Pauline Garcia married the writer and theatre director Louis Viardot - a match arranged by George Sand, who regarded the young operatic star as her protégée. Sand based a novel of her own, Consuelo, on Pauline. And elements of Pauline crept into Turgenev's Zinaida, too; a scene where she balances her four suitors on the paws of a giant bearskin apparently has a little to do with his early meetings with her on her Russian tour of 1843 (First Love, though, was much later, published in 1860).
The novelist found it impossible to escape his passion for Pauline for more than a few years at a time, and ultimately moved in with her and Louis Viardot, occupying the top floor of their Paris home, and building a dacha in the grounds of their country house at Bougival.

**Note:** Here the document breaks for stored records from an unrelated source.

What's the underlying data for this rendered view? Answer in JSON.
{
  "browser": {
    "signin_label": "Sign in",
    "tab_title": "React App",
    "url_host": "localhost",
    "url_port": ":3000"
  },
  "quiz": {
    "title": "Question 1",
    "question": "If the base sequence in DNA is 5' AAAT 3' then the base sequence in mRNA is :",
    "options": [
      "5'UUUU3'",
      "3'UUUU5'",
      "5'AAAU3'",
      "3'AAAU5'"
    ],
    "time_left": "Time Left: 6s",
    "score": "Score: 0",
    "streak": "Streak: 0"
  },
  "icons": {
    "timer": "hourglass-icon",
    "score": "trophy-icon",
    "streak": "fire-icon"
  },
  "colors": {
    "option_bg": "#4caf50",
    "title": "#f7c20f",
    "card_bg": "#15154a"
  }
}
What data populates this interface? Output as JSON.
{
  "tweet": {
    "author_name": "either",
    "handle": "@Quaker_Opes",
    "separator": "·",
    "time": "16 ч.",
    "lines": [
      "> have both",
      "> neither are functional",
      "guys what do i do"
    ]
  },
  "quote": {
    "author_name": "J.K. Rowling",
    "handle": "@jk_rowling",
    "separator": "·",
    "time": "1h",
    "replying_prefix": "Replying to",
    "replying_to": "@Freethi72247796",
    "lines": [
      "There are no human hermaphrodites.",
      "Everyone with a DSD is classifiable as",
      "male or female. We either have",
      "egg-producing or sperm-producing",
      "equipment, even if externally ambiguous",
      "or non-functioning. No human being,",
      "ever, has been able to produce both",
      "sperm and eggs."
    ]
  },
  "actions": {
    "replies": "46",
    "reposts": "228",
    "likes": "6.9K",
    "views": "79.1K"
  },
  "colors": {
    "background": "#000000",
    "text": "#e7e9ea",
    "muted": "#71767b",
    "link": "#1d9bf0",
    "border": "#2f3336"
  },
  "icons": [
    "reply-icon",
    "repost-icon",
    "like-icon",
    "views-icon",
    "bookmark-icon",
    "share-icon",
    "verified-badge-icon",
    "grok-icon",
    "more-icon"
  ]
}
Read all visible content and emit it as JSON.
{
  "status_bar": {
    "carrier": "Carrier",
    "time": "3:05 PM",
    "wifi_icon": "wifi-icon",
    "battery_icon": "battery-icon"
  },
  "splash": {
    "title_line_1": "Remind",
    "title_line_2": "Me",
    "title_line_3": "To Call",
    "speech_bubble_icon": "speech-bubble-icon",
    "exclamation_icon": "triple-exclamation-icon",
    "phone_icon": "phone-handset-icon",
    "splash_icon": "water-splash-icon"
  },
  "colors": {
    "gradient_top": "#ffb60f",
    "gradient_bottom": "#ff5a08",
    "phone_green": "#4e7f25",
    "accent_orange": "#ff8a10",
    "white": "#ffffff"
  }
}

Pauline had four children and, it appears, a remarkably tolerant husband.
And Fauré? The young composer, introduced to Pauline and her entourage by Saint-Saëns, fell madly in love with her third daughter, Marianne, whom he courted for four years. Turgenev took a shine to Fauré and interceded with Marianne on his behalf; Pauline, meanwhile, tried to persuade the young musician to write an opera, which was the only way a composer in Paris could make real money. At last, in 1877, Marianne agreed to marry Fauré - but broke off the engagement weeks later, leaving him devastated. It's notable that he missed not only her, but her entire family and the sense of cultural history they inevitably carried with them.
There's plenty of evidence that Fauré loved both Turgenev and his works, and continued to read his literature for decades afterwards. If he absorbed during those formative years at Bougival the creation of atmosphere, the sensitivity of nuance and the precision of each detail's placement in Turgenev's writing and it found its way subliminally to his music, would that be so surprising?
Fauré composed no opera for another three decades after his break with the Viardots. He, of all composers, could have made an effective stage work out of First Love, had the idea occurred to anyone while he was sitting at their feet and Turgenev's. This great author once wrote a libretto for Brahms, but the composer never used it. If only he had tried another, for Fauré.
Still, they would have had to abridge that book.
[All the pieces that have appeared in this series, with the links to them, are listed in the index here.]